Then, like many things in his life, food became somewhat of an obsession, cooking dinners of a dozen courses for friends, persuading his girlfriend and her mates to wear lingerie to dinner in exchange for his cooking (a stroke of genius), trips to France and Italy, clocking up over thirty Michelin stars in one adventure alone.

And the travel gave birth to the food writing, which has been his ‘professional hobby’ since the late eighties, having written for Australian Gourmet Traveller,Vogue Entertaining, BRW, the Sun Herald, SMH Good Living and the SMH Good Food Guide.

He has written the Great Aussie Barbeque Cookbook and The Great Aussie Bloke book and has two more in the pipeline. He is still cooking more than ever and teaching his 9 year old daughter.

In his early teens he did deals with the school rugby coaches to play prop in the Cs if he could play 5\8 in the Ds, Es and\or Fs.

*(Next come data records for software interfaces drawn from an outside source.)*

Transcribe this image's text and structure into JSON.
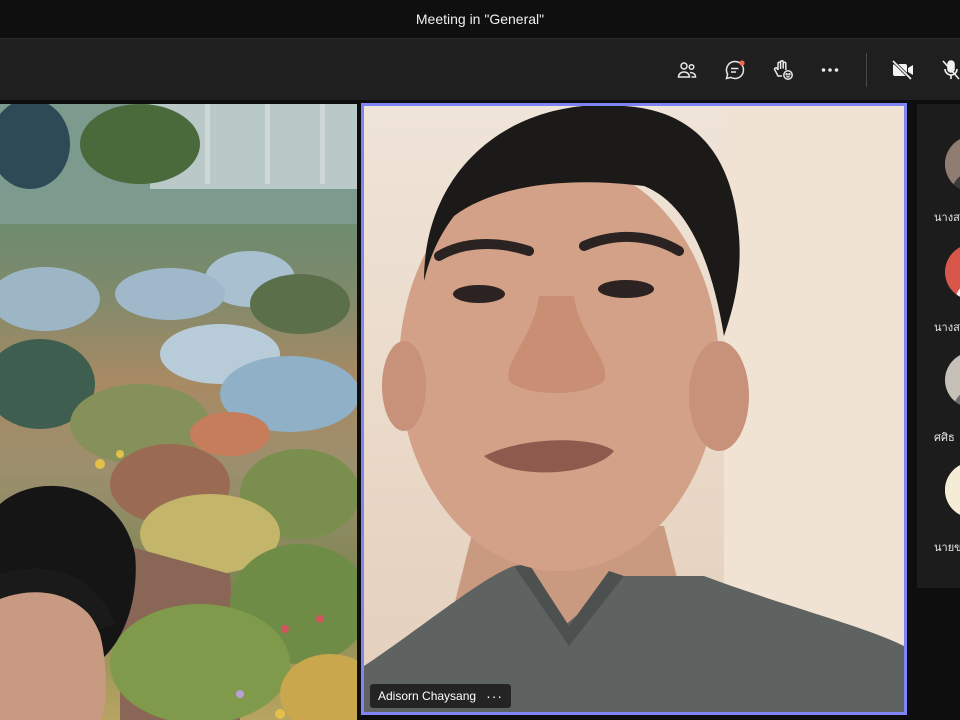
{
  "window": {
    "title": "Meeting in \"General\""
  },
  "toolbar": {
    "buttons": [
      {
        "icon": "people-icon"
      },
      {
        "icon": "chat-icon"
      },
      {
        "icon": "raise-hand-icon"
      },
      {
        "icon": "more-options-icon"
      },
      {
        "icon": "camera-off-icon"
      },
      {
        "icon": "mic-off-icon"
      }
    ],
    "colors": {
      "accent_dot": "#f06b4a"
    }
  },
  "speaker": {
    "name": "Adisorn Chaysang",
    "more": "···",
    "highlight_color": "#7f85f5"
  },
  "roster": {
    "participants": [
      {
        "name": "นางส"
      },
      {
        "name": "นางส"
      },
      {
        "name": "ศศิธ"
      },
      {
        "name": "นายข"
      }
    ]
  }
}
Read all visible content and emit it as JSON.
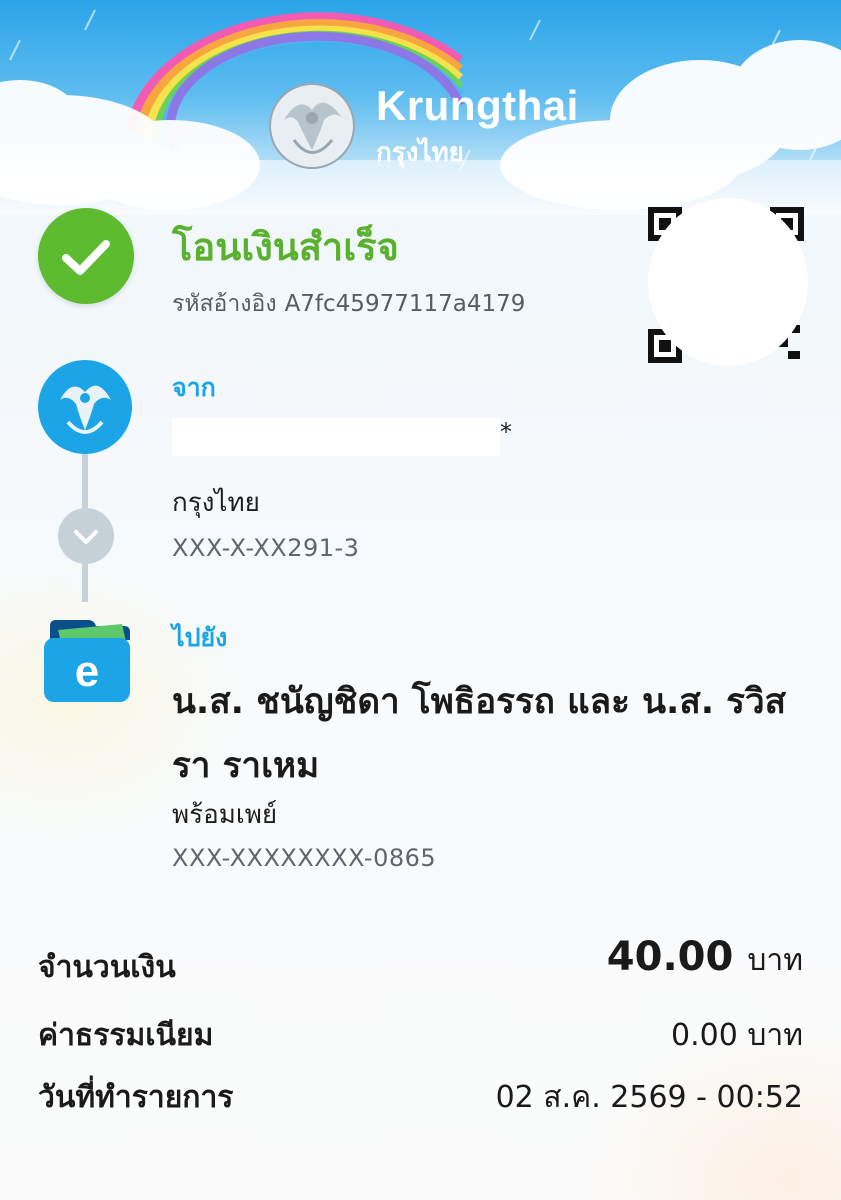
{
  "header": {
    "brand_en": "Krungthai",
    "brand_th": "กรุงไทย",
    "logo_icon": "krungthai-phoenix-logo"
  },
  "status": {
    "title": "โอนเงินสำเร็จ",
    "ref_label": "รหัสอ้างอิง",
    "ref_value": "A7fc45977117a4179",
    "icon": "check-circle-icon"
  },
  "from": {
    "label": "จาก",
    "masked_suffix": "*",
    "bank": "กรุงไทย",
    "account": "XXX-X-XX291-3"
  },
  "to": {
    "label": "ไปยัง",
    "name": "น.ส. ชนัญชิดา โพธิอรรถ และ น.ส. รวิสรา ราเหม",
    "service": "พร้อมเพย์",
    "account": "XXX-XXXXXXXX-0865"
  },
  "summary": {
    "amount_label": "จำนวนเงิน",
    "amount_value": "40.00",
    "amount_unit": "บาท",
    "fee_label": "ค่าธรรมเนียม",
    "fee_value": "0.00 บาท",
    "date_label": "วันที่ทำรายการ",
    "date_value": "02 ส.ค. 2569 - 00:52"
  },
  "colors": {
    "success_green": "#5dbb30",
    "accent_blue": "#1ba5e6",
    "timeline_grey": "#c6d1d8"
  }
}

He captain coached Macquarie Uni colts at the age of 18 because there was no one else to do it (and because the captain coach got to choose his position), and 4th grade the next year for the same reasons. He went on to play 208 games for Macquarie, without ever making 1st grade – a club record. He scored less than a dozen tries in all those games, a number which still topped his tackle count. He also won three best on-field actor awards – another record.

In Melbourne, he played two seasons of over 35s, being made captain after only two games because it was easier than trying to shut him up.

He played his last game aged 37, at the fleet footed weight of 17 stone four in the old money, a terrifying sight at 5\8 in more ways than one.

He now plays from the relative safety of a leather lounge, metres from a very large TV.

Kim Terakes is not a professional chef, but he is a much better cook than he was a rugby player.